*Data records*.
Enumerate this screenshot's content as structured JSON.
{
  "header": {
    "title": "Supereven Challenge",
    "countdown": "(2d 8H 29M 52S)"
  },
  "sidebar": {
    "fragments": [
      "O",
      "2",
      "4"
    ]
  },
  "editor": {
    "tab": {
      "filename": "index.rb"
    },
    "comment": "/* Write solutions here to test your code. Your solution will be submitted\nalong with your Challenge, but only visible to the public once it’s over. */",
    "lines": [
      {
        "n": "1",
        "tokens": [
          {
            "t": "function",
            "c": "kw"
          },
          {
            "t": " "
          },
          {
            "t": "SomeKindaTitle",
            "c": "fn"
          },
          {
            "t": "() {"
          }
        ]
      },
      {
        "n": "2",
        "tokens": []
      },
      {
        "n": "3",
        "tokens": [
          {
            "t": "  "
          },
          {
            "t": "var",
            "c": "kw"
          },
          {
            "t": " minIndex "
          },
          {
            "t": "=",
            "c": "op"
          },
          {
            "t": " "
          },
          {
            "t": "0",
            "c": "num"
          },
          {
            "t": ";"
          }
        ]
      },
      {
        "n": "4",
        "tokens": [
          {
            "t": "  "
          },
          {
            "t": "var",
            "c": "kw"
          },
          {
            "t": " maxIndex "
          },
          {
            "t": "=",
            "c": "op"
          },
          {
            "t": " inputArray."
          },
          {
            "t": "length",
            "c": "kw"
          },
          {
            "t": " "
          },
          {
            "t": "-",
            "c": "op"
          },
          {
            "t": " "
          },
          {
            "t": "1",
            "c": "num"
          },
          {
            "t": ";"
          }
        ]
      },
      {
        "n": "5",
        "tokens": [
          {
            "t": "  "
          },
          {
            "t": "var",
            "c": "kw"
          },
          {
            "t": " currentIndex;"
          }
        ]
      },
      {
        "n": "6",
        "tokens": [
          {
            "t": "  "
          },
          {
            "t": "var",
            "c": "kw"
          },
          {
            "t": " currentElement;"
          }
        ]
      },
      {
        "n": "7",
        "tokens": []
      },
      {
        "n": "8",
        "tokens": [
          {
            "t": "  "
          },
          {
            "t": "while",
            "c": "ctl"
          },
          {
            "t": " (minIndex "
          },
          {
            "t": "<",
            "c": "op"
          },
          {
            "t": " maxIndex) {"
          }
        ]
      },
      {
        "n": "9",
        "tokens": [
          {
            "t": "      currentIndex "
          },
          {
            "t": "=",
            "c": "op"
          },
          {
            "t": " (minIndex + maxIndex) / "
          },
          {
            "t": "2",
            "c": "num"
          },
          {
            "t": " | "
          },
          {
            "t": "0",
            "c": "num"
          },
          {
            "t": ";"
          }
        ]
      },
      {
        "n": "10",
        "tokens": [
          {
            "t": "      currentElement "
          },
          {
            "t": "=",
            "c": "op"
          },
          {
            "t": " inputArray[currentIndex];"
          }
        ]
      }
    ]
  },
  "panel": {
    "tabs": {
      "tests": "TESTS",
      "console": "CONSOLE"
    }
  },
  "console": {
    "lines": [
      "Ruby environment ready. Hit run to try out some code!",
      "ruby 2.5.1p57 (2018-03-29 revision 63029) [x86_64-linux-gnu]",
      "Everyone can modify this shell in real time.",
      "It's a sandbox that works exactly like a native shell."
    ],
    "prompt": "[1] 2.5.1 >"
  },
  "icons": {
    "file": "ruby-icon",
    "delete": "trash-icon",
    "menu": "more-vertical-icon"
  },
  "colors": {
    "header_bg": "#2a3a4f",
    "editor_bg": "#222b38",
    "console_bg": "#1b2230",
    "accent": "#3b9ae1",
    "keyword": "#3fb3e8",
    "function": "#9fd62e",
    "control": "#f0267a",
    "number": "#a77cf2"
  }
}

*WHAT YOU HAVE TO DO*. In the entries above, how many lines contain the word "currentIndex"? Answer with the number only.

*TASK OUTPUT*. 3